    Rohan then asked me for an alternative, but I do not have any off hand. We may need to think more on this. Harsha mentioned 911 is operated by a private company. True. Private public partnership models work very well in developed countries, but I have yet to witness a successful private public partnership in this country. All I see are failures. Both our public and private sectors are not matured enough to form meaningful partnerships.

    I also have concerns about an efficient 24 hour operation – if we maintain the present standards. Given the socio economic conditions of this country, 24 hour operation – I mean an efficient operation, not a nominal one – is not easy. There are so many issues involved, such as transport, security etc. I know this as I myself head a customer support division struggling to establish such an operation. I do not think any organisation in Sri Lanka – except forces – work around the clock, with the same efficiency. Even places like hospitals and hotels run skeleton operations at night. Both the largest state owned TV station (Rupavahini) and the largest state owned supermarket chain (Sathosa) attempted 24 hour operations, but failed. Well, I do not say it is impossible, but difficult.

    The issue here is even if we are capable of running a successful operation for 24 hours at centre, how to do the same at the receiving end. (Say, the centre detects a tsunami at 3.00 am. How can it communicate the message to Kinniya or Telwatte if everyone there is sleeping?)

    I am not trying to be negative, but just trying to point out some of the important issues we might face in the operations. We just cannot simply overlook these issues. The acid test is not our capability to devise a solution, as many think, but the successful operation of it.

  2. Chanuka,
    Sorry about the misrepresentation – not intentional :) Thats the downside of our real-time blogging – with such a dynamic discussion going on, you just have to try and get the main idea of what each person is saying in one line, so you don’t miss out the rest of the discussion.

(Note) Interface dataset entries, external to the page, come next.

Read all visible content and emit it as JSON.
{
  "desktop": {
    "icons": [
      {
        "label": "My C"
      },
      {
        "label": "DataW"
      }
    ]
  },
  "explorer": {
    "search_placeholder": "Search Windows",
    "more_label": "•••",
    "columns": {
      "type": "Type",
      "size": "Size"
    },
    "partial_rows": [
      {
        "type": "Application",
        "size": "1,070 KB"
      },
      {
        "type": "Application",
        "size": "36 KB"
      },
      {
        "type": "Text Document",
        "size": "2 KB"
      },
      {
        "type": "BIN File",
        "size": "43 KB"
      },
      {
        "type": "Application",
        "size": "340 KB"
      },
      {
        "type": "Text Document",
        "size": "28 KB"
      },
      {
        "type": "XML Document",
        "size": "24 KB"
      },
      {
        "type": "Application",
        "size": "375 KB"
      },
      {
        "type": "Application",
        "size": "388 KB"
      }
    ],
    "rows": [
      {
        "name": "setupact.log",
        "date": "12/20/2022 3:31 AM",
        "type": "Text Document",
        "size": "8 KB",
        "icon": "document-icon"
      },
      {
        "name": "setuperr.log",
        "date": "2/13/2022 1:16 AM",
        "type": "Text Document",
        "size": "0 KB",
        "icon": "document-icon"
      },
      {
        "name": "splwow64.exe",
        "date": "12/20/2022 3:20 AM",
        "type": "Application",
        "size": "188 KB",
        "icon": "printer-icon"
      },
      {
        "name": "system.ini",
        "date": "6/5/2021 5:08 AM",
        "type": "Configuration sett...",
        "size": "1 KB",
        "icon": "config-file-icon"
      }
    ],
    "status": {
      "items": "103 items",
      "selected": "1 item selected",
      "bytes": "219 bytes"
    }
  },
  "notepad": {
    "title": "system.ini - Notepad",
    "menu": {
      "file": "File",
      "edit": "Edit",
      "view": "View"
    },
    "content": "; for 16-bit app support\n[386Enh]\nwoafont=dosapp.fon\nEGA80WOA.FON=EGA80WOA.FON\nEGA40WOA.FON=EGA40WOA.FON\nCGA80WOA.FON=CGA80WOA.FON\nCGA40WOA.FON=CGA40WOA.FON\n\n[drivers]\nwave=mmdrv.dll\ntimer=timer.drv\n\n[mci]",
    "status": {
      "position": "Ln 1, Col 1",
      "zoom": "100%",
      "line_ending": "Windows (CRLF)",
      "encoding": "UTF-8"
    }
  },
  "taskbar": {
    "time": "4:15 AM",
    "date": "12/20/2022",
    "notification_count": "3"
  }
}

    And everyone else – please, by all means feel free to clarify/correct/elaborate on any of your points above, as it will add a great deal to the dialog.

  3. According to the Daily Mirror today, Dr. Tissa Vitharana, Minister of Science and Technology says the organisations under his Ministry cannot take the responsibility of warnings – if the disaster happens outside working hours. The problem with this tsunami was that it came on a ‘poya day’ when all the Brown Sahibs were enjoying the lives with their families! (The tsunami spoiled all those fun! How naughty!) So in future, necessary arrangement should be taken so that all the tsunamis, earthquakes, floods and landslides to happen only within the working hours 8.30 pm – 5.00 pm!

  4. Please ensure that this quotation is preserved. We can exclude them from the disaster warning system. It’s a great service on the part of the Minister to reduce the number of government agencies fighting to run the system.